Mr Coppard won the election with 138,611 votes, roughly 51 per cent of all votes cast in the ballot.

He was first elected mayor in 2022 and should have served a four-year term, but the election was brought forward after the roles of mayor and South Yorkshire Police and Crime Commissioner (SYPCC) were merged.

Mr Coppard will serve until May 2028 and will take over the role of SYPCC from Dr Alan Billings, who is retiring.

Buses - he said - are the most widely used form of public transport in Barnsley and provide a ‘crucial’ public service, connecting communities and enabling people to get to work, school and meet family and friends.

However, the current deregulated system has seen a decline in patronage over many years and the increasing use of public funding used to support services, leading to growing calls for public control.

The government’s 2017 Bus Services Act gave English ‘metro mayors’ - such as ex-county boss and Barnsley Central MP Dan Jarvis and his successor Mr Coppard - new powers to set up Transport for London-style bus franchise systems.

Government rules require county bosses to undertake a three-step evaluation of the policy which includes a technical assessment, audit and public consultation before announcing a final decision.

At a meeting on Tuesday - having been re-elected just days prior - Mr Coppard said a decision to effectively have current operators apply for contracts would be made within 12 months.

He said: “I refuse to accept a situation where people aren’t able to access opportunities in South Yorkshire.

“There’s talent and opportunity right across our region, but it is only by connecting the two that we will unlock its full potential.

“So on day one of my mayoral term, I have committed to start rolling out a new integrated public transport network by the end of this four-year term.

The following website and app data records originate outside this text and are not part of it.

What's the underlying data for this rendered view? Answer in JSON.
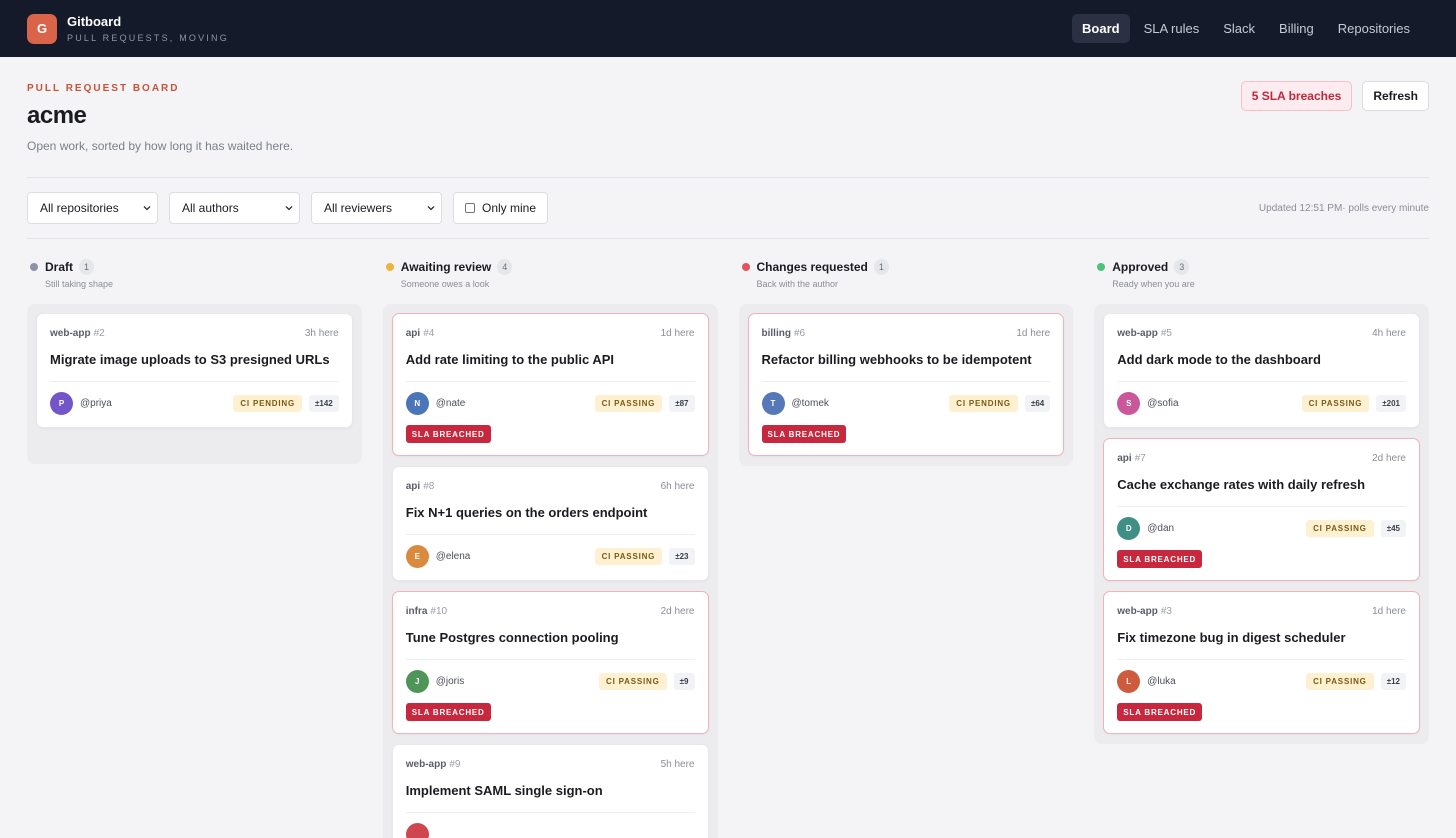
{
  "brand": {
    "logo_letter": "G",
    "name": "Gitboard",
    "tagline": "PULL REQUESTS, MOVING"
  },
  "nav": [
    {
      "label": "Board",
      "active": true
    },
    {
      "label": "SLA rules",
      "active": false
    },
    {
      "label": "Slack",
      "active": false
    },
    {
      "label": "Billing",
      "active": false
    },
    {
      "label": "Repositories",
      "active": false
    }
  ],
  "header": {
    "eyebrow": "PULL REQUEST BOARD",
    "title": "acme",
    "subtitle": "Open work, sorted by how long it has waited here.",
    "breach_badge": "5 SLA breaches",
    "refresh_label": "Refresh"
  },
  "filters": {
    "repositories": "All repositories",
    "authors": "All authors",
    "reviewers": "All reviewers",
    "only_mine": "Only mine",
    "only_mine_checked": false,
    "updated": "Updated 12:51 PM· polls every minute"
  },
  "sla_label": "SLA BREACHED",
  "columns": [
    {
      "key": "draft",
      "name": "Draft",
      "count": "1",
      "subtitle": "Still taking shape",
      "dot_color": "#8b93a7",
      "cards": [
        {
          "repo": "web-app",
          "number": "#2",
          "age": "3h here",
          "title": "Migrate image uploads to S3 presigned URLs",
          "avatar_letter": "P",
          "avatar_color": "#7354c9",
          "author": "@priya",
          "ci": "CI PENDING",
          "diff": "±142",
          "breached": false
        }
      ]
    },
    {
      "key": "awaiting",
      "name": "Awaiting review",
      "count": "4",
      "subtitle": "Someone owes a look",
      "dot_color": "#ecb53c",
      "cards": [
        {
          "repo": "api",
          "number": "#4",
          "age": "1d here",
          "title": "Add rate limiting to the public API",
          "avatar_letter": "N",
          "avatar_color": "#4a76b9",
          "author": "@nate",
          "ci": "CI PASSING",
          "diff": "±87",
          "breached": true
        },
        {
          "repo": "api",
          "number": "#8",
          "age": "6h here",
          "title": "Fix N+1 queries on the orders endpoint",
          "avatar_letter": "E",
          "avatar_color": "#d98a3f",
          "author": "@elena",
          "ci": "CI PASSING",
          "diff": "±23",
          "breached": false
        },
        {
          "repo": "infra",
          "number": "#10",
          "age": "2d here",
          "title": "Tune Postgres connection pooling",
          "avatar_letter": "J",
          "avatar_color": "#4f9458",
          "author": "@joris",
          "ci": "CI PASSING",
          "diff": "±9",
          "breached": true
        },
        {
          "repo": "web-app",
          "number": "#9",
          "age": "5h here",
          "title": "Implement SAML single sign-on",
          "avatar_letter": "",
          "avatar_color": "#d0464f",
          "author": "",
          "ci": "",
          "diff": "",
          "breached": false
        }
      ]
    },
    {
      "key": "changes",
      "name": "Changes requested",
      "count": "1",
      "subtitle": "Back with the author",
      "dot_color": "#e0535f",
      "cards": [
        {
          "repo": "billing",
          "number": "#6",
          "age": "1d here",
          "title": "Refactor billing webhooks to be idempotent",
          "avatar_letter": "T",
          "avatar_color": "#5778b8",
          "author": "@tomek",
          "ci": "CI PENDING",
          "diff": "±64",
          "breached": true
        }
      ]
    },
    {
      "key": "approved",
      "name": "Approved",
      "count": "3",
      "subtitle": "Ready when you are",
      "dot_color": "#4ec27a",
      "cards": [
        {
          "repo": "web-app",
          "number": "#5",
          "age": "4h here",
          "title": "Add dark mode to the dashboard",
          "avatar_letter": "S",
          "avatar_color": "#c9579a",
          "author": "@sofia",
          "ci": "CI PASSING",
          "diff": "±201",
          "breached": false
        },
        {
          "repo": "api",
          "number": "#7",
          "age": "2d here",
          "title": "Cache exchange rates with daily refresh",
          "avatar_letter": "D",
          "avatar_color": "#3f8f87",
          "author": "@dan",
          "ci": "CI PASSING",
          "diff": "±45",
          "breached": true
        },
        {
          "repo": "web-app",
          "number": "#3",
          "age": "1d here",
          "title": "Fix timezone bug in digest scheduler",
          "avatar_letter": "L",
          "avatar_color": "#cf5b3e",
          "author": "@luka",
          "ci": "CI PASSING",
          "diff": "±12",
          "breached": true
        }
      ]
    }
  ]
}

“That’s how we’ll make sure that everyone who lives here can access work or training, see a doctor, see friends and family and - crucially - access opportunity.

“We’ll start by taking a decision on bus reform within 12 months.

“I have said I want to restore the pride, purpose and prosperity - that means connecting talent with opportunity, and giving everyone across Barnsley, Rotherham, Doncaster and Sheffield both freedom and choice about how they travel and move; putting people at the centre of our plans, not just for our transport network but in everything we do.”

In March, Mr Coppard welcomed the franchising assessment which stated that the preferred option was to bring buses back under public control with depots and fleet owned by the South Yorkshire Mayoral Combined Authority (SYMCA).

The next step in this process is for SYMCA to obtain an independent audit of the assessment in order to proceed to consultation.

A 12-week public consultation will be run, ensuring people are at the heart of the process with local passengers, businesses and transport providers able have their say before the mayor takes the decision as to whether to implement bus reform.

Mr Coppard added: “Right now our bus services are in a spiral of decline.

“That’s not just a disaster for our economy or our environment, it’s denying opportunity to people right across our communities.

“I believe that bus franchising - taking buses back into public control, so we make all the major decisions not private bus companies - is the best way to do just that.”